8. Should I tip the entertainer at my child’s party?
Yes – you should tip in the same region as you would in a restaurant – 15-20%
9. Should my child send thank you notes?
It is important for children to understand where their gifts have come from, and appreciate that someone has put time, thought and money into getting them. A part of this appreciation is to make sure they show their thanks for each gift – whether it is a handwritten note, a card they have drawn if they are too young to write, an email, a video message or a personal thank you – an acknowledgement is important and will be appreciated by the guest (or the guests parents!)
10. What it siblings come to the party who weren’t invited?
When you are finalizing your guest numbers you should check exactly who will be attending – just the child, child and one parent, both parents, additional siblings. It is fine to say that you are working to restricted numbers and would prefer if siblings did not attend, but there may be childcare difficulties depending on the time of the party and the age of the children.

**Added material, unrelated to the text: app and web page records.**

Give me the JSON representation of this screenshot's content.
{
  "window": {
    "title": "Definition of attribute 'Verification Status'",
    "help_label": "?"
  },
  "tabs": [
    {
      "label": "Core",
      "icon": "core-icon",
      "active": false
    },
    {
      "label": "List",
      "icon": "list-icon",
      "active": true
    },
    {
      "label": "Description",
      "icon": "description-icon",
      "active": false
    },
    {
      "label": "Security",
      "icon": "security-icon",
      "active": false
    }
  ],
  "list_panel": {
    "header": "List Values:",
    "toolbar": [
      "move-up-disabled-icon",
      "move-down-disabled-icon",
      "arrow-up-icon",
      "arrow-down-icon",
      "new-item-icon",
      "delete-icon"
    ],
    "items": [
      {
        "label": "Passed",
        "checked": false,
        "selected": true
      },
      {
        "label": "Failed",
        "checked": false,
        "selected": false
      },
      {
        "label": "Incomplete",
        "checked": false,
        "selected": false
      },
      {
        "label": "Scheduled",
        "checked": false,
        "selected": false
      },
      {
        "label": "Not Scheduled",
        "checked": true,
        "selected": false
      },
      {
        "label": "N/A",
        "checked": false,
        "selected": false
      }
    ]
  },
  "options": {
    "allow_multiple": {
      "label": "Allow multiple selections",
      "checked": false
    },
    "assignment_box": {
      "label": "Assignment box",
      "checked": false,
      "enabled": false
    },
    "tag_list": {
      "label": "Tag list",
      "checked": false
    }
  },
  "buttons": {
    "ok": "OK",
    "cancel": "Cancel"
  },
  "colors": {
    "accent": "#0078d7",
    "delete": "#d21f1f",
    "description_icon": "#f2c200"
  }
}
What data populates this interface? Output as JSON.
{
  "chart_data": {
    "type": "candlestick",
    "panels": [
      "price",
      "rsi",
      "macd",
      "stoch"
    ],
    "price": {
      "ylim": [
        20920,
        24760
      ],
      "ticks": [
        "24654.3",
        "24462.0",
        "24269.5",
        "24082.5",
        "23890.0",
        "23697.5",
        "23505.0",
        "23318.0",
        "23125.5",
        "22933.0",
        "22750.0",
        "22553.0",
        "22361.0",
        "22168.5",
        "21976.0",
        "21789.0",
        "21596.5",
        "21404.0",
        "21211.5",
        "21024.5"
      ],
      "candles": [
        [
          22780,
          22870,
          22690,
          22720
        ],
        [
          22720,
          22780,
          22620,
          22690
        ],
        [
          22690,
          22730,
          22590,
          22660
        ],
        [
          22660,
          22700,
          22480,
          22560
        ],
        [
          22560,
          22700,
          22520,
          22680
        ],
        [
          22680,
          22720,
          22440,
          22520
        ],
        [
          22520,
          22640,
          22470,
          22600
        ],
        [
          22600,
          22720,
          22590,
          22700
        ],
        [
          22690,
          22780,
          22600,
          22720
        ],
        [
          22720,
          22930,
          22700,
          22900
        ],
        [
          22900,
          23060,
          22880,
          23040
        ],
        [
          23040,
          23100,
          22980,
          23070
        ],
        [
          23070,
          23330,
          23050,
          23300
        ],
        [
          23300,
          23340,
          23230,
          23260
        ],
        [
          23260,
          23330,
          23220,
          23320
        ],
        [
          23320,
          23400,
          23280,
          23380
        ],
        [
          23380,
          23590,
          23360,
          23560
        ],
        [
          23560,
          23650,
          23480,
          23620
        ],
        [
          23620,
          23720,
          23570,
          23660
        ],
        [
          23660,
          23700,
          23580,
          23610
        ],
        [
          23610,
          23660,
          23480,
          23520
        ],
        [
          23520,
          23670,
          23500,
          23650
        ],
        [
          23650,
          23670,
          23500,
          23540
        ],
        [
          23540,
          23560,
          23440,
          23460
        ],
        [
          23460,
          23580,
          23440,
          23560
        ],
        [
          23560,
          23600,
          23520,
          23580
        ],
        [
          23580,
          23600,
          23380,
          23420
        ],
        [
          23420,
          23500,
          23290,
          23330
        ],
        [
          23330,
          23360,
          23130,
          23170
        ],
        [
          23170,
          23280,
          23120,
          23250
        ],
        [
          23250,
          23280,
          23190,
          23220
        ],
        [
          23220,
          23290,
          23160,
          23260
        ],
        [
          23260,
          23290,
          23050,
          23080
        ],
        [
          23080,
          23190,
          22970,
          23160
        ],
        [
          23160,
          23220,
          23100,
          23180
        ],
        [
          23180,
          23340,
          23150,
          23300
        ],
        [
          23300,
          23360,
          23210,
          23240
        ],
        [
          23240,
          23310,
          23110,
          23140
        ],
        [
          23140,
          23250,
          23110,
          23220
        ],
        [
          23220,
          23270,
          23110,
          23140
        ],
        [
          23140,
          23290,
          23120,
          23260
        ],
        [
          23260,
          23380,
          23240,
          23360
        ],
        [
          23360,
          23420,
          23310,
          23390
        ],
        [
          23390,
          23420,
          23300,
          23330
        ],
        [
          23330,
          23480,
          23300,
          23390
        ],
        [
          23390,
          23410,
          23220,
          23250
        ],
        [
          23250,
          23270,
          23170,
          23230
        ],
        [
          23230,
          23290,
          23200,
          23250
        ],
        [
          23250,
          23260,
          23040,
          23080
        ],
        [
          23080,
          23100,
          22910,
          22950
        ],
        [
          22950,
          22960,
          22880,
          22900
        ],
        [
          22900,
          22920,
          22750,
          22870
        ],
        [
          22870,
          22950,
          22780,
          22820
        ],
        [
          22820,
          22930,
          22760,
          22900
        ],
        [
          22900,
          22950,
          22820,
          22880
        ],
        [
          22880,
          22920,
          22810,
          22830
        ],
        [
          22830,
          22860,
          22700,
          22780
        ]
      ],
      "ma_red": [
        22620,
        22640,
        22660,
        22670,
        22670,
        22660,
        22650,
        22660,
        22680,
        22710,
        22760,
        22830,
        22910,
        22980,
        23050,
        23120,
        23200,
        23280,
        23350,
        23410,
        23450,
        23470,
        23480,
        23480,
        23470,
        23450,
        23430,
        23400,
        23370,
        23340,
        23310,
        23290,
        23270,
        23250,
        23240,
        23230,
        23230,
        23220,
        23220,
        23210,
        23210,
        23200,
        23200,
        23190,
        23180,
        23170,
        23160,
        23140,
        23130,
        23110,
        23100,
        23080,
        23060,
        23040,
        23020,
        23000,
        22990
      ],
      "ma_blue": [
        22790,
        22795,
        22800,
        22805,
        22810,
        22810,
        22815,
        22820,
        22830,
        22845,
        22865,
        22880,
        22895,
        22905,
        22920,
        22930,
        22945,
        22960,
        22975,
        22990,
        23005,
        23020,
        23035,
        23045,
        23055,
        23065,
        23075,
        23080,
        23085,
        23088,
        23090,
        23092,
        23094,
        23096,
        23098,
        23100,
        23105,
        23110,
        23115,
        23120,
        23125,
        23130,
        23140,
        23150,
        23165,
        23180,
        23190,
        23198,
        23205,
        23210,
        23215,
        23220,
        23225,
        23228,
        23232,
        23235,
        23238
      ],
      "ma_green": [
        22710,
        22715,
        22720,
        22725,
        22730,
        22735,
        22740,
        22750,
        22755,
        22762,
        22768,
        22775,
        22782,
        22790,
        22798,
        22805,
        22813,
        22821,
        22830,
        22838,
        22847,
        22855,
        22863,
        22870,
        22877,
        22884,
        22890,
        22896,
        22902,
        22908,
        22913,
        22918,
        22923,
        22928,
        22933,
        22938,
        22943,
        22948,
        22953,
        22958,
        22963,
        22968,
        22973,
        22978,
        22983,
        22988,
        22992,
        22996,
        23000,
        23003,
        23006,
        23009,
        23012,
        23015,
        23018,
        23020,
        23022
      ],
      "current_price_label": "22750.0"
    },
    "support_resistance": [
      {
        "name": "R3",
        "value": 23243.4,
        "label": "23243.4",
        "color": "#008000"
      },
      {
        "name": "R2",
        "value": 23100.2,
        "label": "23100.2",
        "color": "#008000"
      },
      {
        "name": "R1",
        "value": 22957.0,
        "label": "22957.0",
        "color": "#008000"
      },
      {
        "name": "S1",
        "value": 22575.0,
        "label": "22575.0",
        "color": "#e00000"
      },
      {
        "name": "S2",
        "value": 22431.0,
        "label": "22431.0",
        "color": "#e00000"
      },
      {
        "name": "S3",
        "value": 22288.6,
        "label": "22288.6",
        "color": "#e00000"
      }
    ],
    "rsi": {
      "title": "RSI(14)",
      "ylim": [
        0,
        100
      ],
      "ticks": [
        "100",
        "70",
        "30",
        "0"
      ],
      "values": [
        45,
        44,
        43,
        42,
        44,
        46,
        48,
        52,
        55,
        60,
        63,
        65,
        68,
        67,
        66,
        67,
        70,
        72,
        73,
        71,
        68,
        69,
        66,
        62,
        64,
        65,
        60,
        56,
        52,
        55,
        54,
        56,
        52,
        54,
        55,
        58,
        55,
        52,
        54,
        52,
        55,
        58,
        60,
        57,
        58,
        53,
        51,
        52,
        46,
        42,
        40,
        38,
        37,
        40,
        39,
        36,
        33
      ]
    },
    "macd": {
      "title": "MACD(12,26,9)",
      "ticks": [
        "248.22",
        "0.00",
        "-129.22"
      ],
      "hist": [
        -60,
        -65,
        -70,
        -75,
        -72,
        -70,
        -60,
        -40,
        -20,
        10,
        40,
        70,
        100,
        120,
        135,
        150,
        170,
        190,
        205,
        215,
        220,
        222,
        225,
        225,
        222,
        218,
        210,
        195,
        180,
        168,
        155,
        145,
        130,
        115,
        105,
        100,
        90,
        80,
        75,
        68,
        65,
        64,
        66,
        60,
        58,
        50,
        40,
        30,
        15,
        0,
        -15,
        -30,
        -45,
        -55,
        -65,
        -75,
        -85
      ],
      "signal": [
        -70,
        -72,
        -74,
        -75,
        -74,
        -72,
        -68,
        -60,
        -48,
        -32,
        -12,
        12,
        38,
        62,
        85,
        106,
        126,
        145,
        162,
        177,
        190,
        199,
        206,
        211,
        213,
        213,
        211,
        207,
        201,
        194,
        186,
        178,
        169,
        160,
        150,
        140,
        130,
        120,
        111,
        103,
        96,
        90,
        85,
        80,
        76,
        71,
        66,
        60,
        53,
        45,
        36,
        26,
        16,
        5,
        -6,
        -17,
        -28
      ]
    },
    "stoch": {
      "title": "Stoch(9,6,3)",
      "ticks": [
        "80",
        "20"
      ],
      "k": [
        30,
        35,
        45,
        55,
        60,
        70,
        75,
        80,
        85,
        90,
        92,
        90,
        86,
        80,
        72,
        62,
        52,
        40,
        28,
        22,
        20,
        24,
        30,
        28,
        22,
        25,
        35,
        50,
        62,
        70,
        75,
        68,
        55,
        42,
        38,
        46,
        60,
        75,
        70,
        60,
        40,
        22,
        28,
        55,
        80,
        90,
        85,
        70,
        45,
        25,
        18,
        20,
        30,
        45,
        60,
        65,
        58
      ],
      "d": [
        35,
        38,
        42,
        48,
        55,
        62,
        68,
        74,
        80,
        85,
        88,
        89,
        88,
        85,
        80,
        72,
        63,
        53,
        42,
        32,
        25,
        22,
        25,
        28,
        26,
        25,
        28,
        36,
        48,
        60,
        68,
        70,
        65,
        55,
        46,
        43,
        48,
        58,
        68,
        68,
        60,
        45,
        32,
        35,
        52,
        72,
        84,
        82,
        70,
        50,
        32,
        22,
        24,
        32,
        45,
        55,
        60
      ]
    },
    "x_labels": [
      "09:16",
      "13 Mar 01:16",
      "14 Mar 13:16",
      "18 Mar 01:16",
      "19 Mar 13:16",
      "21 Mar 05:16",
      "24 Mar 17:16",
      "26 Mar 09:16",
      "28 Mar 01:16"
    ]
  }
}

In my experience I always end up with at least one extra ‘surprise’ sibling turning up on the day. If you think this may happen then it is wise to keep an extra party bag/ table setting ready just in case.
Written by Sarah Boorman - Co-founder of Mad Hatter Party Box, Founder of Mad Hatter Party Food and mother of 7 year old twins - Amelia and Maya. Sarah was born in the UK and moved to California in 2013 with her family.